They couldn't get the car to move, and it was some time before Swallow could persuade the landlord at the nearest inn to hire out a horse and trap to him. Altogether, it was near or just past midnight when he reached Scarhaven, and when he did get there, it was to see the lights of a steamer going out of the bay." "The Pike, of course," muttered Copplestone.

Having done all this, and finding that he could be of no more service at Scarhaven, Swallow returned to town to see me and to consult. Now, of course, we were in a position by then to approach that Fragonard Club " "Ah!" exclaimed Copplestone. "Just so!" "The man, whoever he is, had been there an hour on the day Swallow and his man tracked him," continued Gilling.

"All right," said Copplestone. "If I want you, I'll tell him. By-the-bye, have you told this to anybody?" "Not to a soul, guv'nor," replied Spurge. "Not even to Jim. No I kept it dark till I could see you.
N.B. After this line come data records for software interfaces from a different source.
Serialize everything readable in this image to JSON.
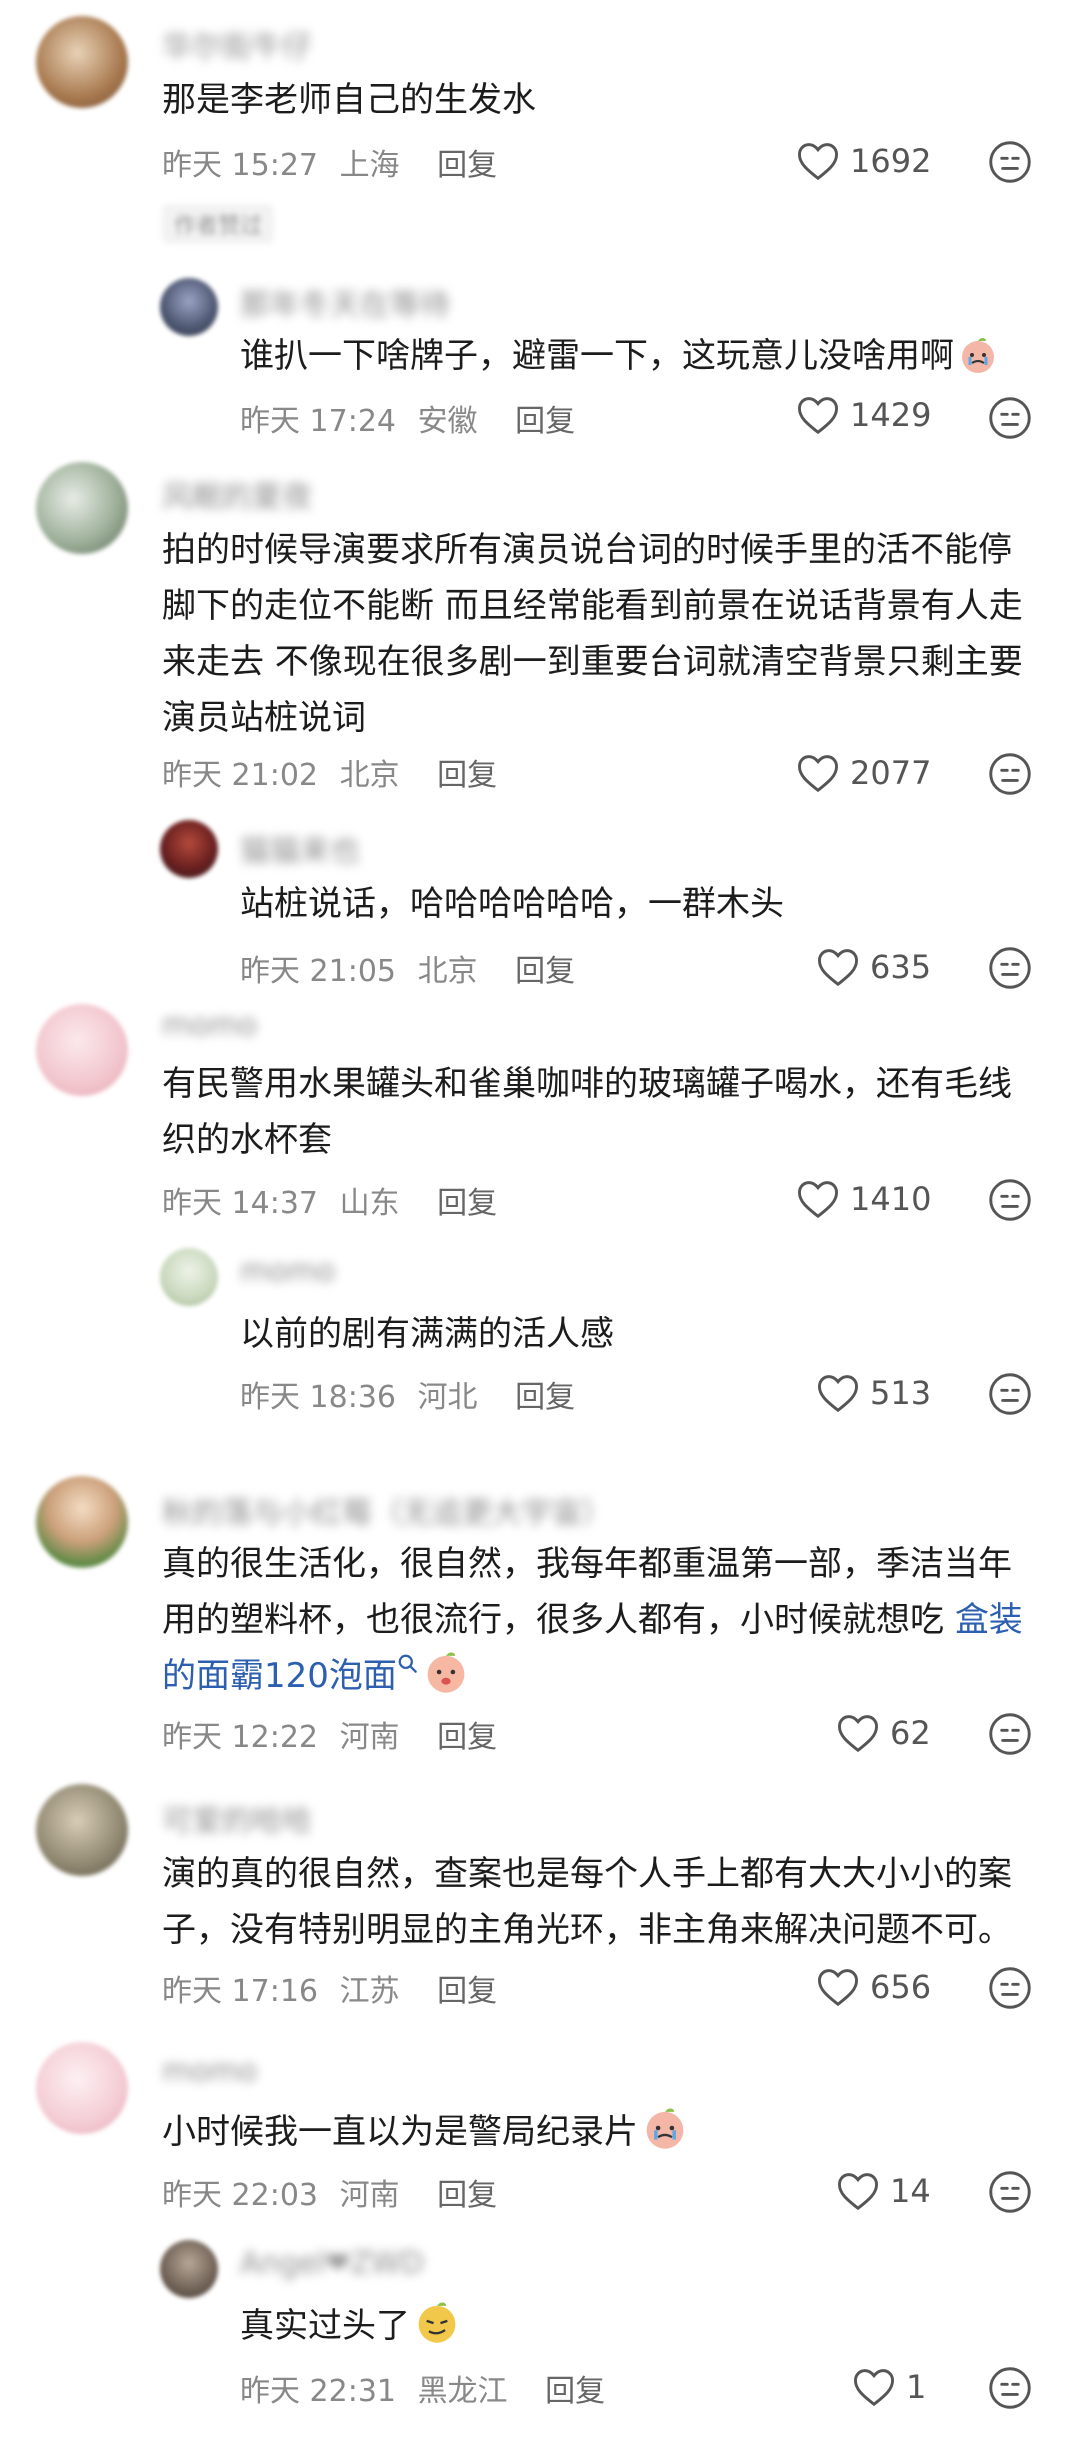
{
  "comments": [
    {
      "user": "华尔街牛仔",
      "text": "那是李老师自己的生发水",
      "date": "昨天",
      "time": "15:27",
      "location": "上海",
      "reply_label": "回复",
      "likes": "1692",
      "tag": "作者赞过"
    },
    {
      "user": "那年冬天在等待",
      "text": "谁扒一下啥牌子，避雷一下，这玩意儿没啥用啊",
      "date": "昨天",
      "time": "17:24",
      "location": "安徽",
      "reply_label": "回复",
      "likes": "1429"
    },
    {
      "user": "风眠的夏夜",
      "text": "拍的时候导演要求所有演员说台词的时候手里的活不能停脚下的走位不能断 而且经常能看到前景在说话背景有人走来走去 不像现在很多剧一到重要台词就清空背景只剩主要演员站桩说词",
      "date": "昨天",
      "time": "21:02",
      "location": "北京",
      "reply_label": "回复",
      "likes": "2077"
    },
    {
      "user": "猫猫来也",
      "text": "站桩说话，哈哈哈哈哈哈，一群木头",
      "date": "昨天",
      "time": "21:05",
      "location": "北京",
      "reply_label": "回复",
      "likes": "635"
    },
    {
      "user": "momo",
      "text": "有民警用水果罐头和雀巢咖啡的玻璃罐子喝水，还有毛线织的水杯套",
      "date": "昨天",
      "time": "14:37",
      "location": "山东",
      "reply_label": "回复",
      "likes": "1410"
    },
    {
      "user": "momo",
      "text": "以前的剧有满满的活人感",
      "date": "昨天",
      "time": "18:36",
      "location": "河北",
      "reply_label": "回复",
      "likes": "513"
    },
    {
      "user": "秋的落与小红莓（无追更大宇宙）",
      "text_before": "真的很生活化，很自然，我每年都重温第一部，季洁当年用的塑料杯，也很流行，很多人都有，小时候就想吃",
      "text_link": "盒装的面霸120泡面",
      "date": "昨天",
      "time": "12:22",
      "location": "河南",
      "reply_label": "回复",
      "likes": "62"
    },
    {
      "user": "可爱的哈哈",
      "text": "演的真的很自然，查案也是每个人手上都有大大小小的案子，没有特别明显的主角光环，非主角来解决问题不可。",
      "date": "昨天",
      "time": "17:16",
      "location": "江苏",
      "reply_label": "回复",
      "likes": "656"
    },
    {
      "user": "momo",
      "text": "小时候我一直以为是警局纪录片",
      "date": "昨天",
      "time": "22:03",
      "location": "河南",
      "reply_label": "回复",
      "likes": "14"
    },
    {
      "user": "Angel❤ZWD",
      "text": "真实过头了",
      "date": "昨天",
      "time": "22:31",
      "location": "黑龙江",
      "reply_label": "回复",
      "likes": "1"
    }
  ],
  "icons": {
    "like": "heart-outline-icon",
    "dislike": "meh-face-icon",
    "search": "search-icon"
  },
  "colors": {
    "text": "#1c1c1c",
    "meta": "#888888",
    "link": "#2d5fb0"
  }
}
Considering, of course, that you are left in charge of things, like." Copplestone presently went away and returned slowly to Scarhaven, meditating deeply on what he had heard.

Now, if I help in that there work, will Miss Greyle continue me in my post of estate agent at Scarhaven?" "Not for any longer than it will take to turn you out of it, Mr. Chatfield," replied Audrey with an energy and promptitude which surprised her companions. "So we need not discuss that. You will never be my agent!"

"Scarhaven folk love secrecy it's the salt of life to them: it's in their very blood. Chatfield is an excellent specimen. He'll watch you as a cat watches a mouse when he finds you're going to stay here." "I shall be quite open," said Copplestone. "I'm not going to indulge in any secret investigations. But I mean to have a thorough look round the place. That Keep, now? may one look round that?"

And availing himself of their permission to call again, he went round to the cottage, and before he had been in it five minutes told them bluntly that he was going to stay at Scarhaven awhile, on the chance of learning any further news of Bassett Oliver.

If things should turn out that Miss Greyle's the rightful owner of Scarhaven, and if I help her to establish her claim, and if I help, too, to recover them valuables that are on the Pike there's a good sixty to eighty thousand pounds worth of stuff, silver, china, paintings, books, tapestry, on that there craft, Mr. Vickers! if, I say, I do all that, what will Miss Greyle give me?

"There was a game and perhaps I know more of it than anybody. I'll tell now. It began at Bristol. I was playing there. One morning my father fetched me out from rehearsal to tell me that he'd been down to Falmouth to meet the new Squire of Scarhaven, Marston Greyle, and that he found him so ill that they'd had to go to a doctor, who forbade Greyle to travel far at a time.

"I take your word as between gentlemen! Well, now, it's this here you see me as I am, here in a cave, like one o' them old eremites that used to be in the ancient days. Why am I here! 'Cause just now it ain't quite convenient for me to show my face in Scarhaven. I'm wanted for poaching, guv'nor that's the fact! This here is a safe retreat.

"Then in that case," said Vickers, "Miss Greyle is the owner of Scarhaven, of everything in the house, of every stick, stone and pebble, about the place! And we must act at once. Miss Greyle, you will have to assert yourself. You must do what I tell you to do. You must get ready at once this minute! and come down with me and Mrs. Greyle to that yacht and stop all these proceedings.